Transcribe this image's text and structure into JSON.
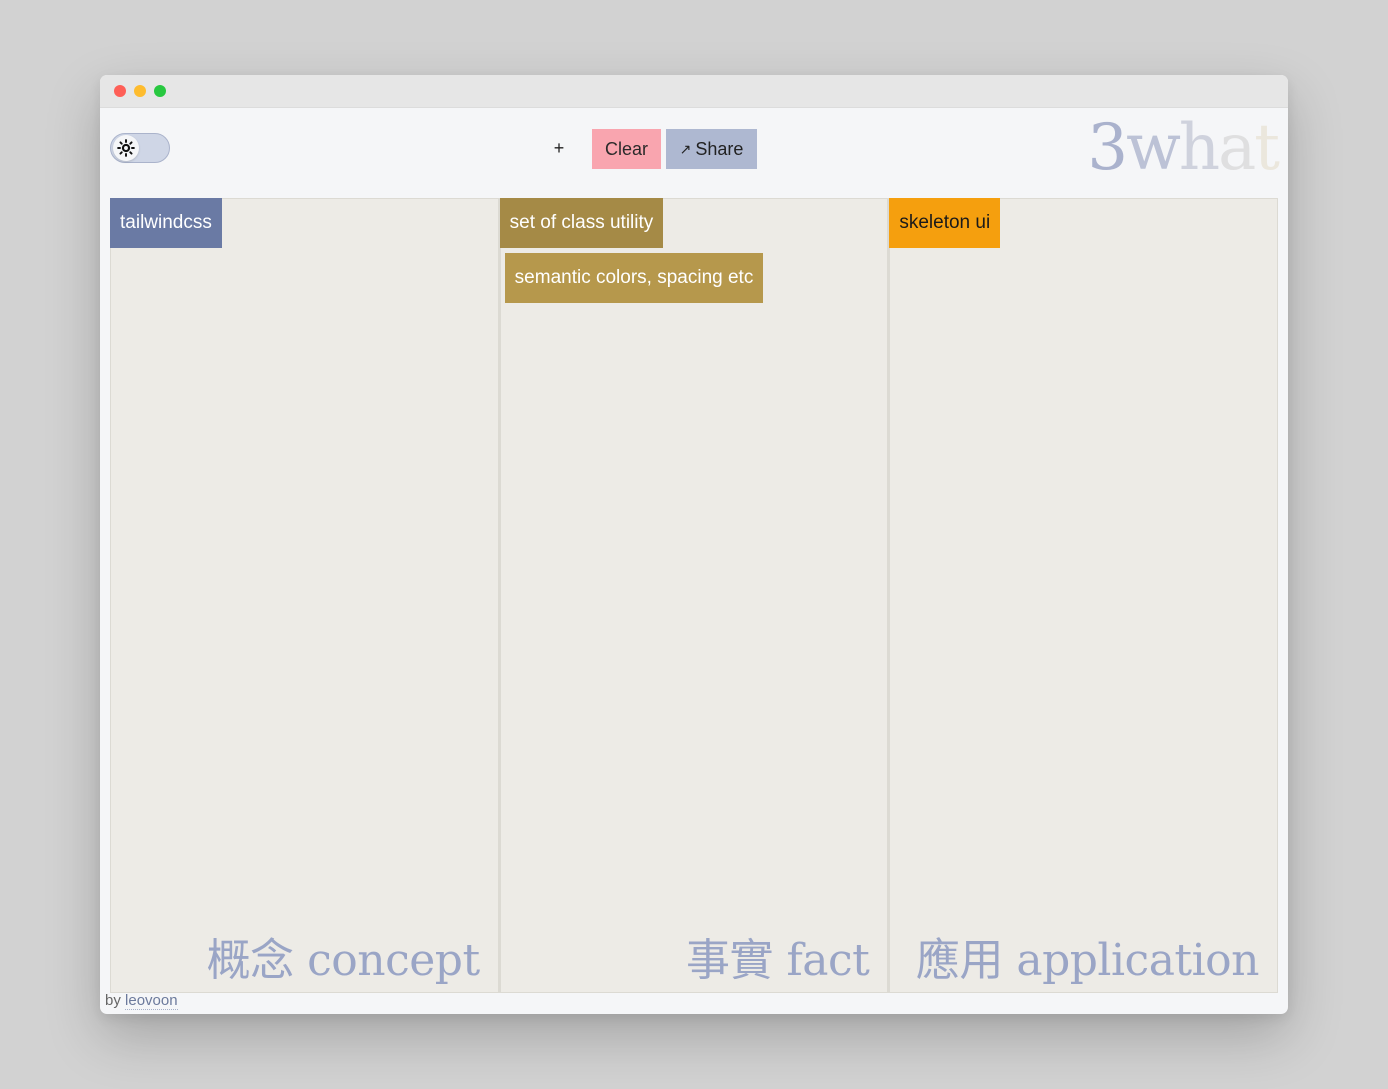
{
  "window": {
    "controls": [
      "close-icon",
      "minimize-icon",
      "maximize-icon"
    ]
  },
  "toolbar": {
    "theme_icon": "sun-icon",
    "add_label": "+",
    "clear_label": "Clear",
    "share_icon": "↗",
    "share_label": "Share"
  },
  "logo": {
    "letters": [
      "3",
      "w",
      "h",
      "a",
      "t"
    ],
    "colors": [
      "#aab2cd",
      "#bcc2d6",
      "#cfd2dd",
      "#dfdfe0",
      "#ebe7dd"
    ]
  },
  "columns": [
    {
      "label": "概念 concept",
      "cards": [
        {
          "text": "tailwindcss",
          "bg": "#6a7aa4",
          "fg": "#ffffff"
        }
      ]
    },
    {
      "label": "事實 fact",
      "cards": [
        {
          "text": "set of class utility",
          "bg": "#a58a46",
          "fg": "#ffffff"
        },
        {
          "text": "semantic colors, spacing etc",
          "bg": "#b6984c",
          "fg": "#ffffff"
        }
      ]
    },
    {
      "label": "應用 application",
      "cards": [
        {
          "text": "skeleton ui",
          "bg": "#f59f0e",
          "fg": "#1a1a1a"
        }
      ]
    }
  ],
  "footer": {
    "prefix": "by",
    "author": "leovoon"
  }
}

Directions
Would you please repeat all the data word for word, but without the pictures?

Exercise solution
Transcribe this image's text and structure into JSON.
{
  "window": {
    "controls": [
      "close-icon",
      "minimize-icon",
      "maximize-icon"
    ]
  },
  "toolbar": {
    "theme_icon": "sun-icon",
    "add_label": "+",
    "clear_label": "Clear",
    "share_icon": "↗",
    "share_label": "Share"
  },
  "logo": {
    "letters": [
      "3",
      "w",
      "h",
      "a",
      "t"
    ],
    "colors": [
      "#aab2cd",
      "#bcc2d6",
      "#cfd2dd",
      "#dfdfe0",
      "#ebe7dd"
    ]
  },
  "columns": [
    {
      "label": "概念 concept",
      "cards": [
        {
          "text": "tailwindcss",
          "bg": "#6a7aa4",
          "fg": "#ffffff"
        }
      ]
    },
    {
      "label": "事實 fact",
      "cards": [
        {
          "text": "set of class utility",
          "bg": "#a58a46",
          "fg": "#ffffff"
        },
        {
          "text": "semantic colors, spacing etc",
          "bg": "#b6984c",
          "fg": "#ffffff"
        }
      ]
    },
    {
      "label": "應用 application",
      "cards": [
        {
          "text": "skeleton ui",
          "bg": "#f59f0e",
          "fg": "#1a1a1a"
        }
      ]
    }
  ],
  "footer": {
    "prefix": "by",
    "author": "leovoon"
  }
}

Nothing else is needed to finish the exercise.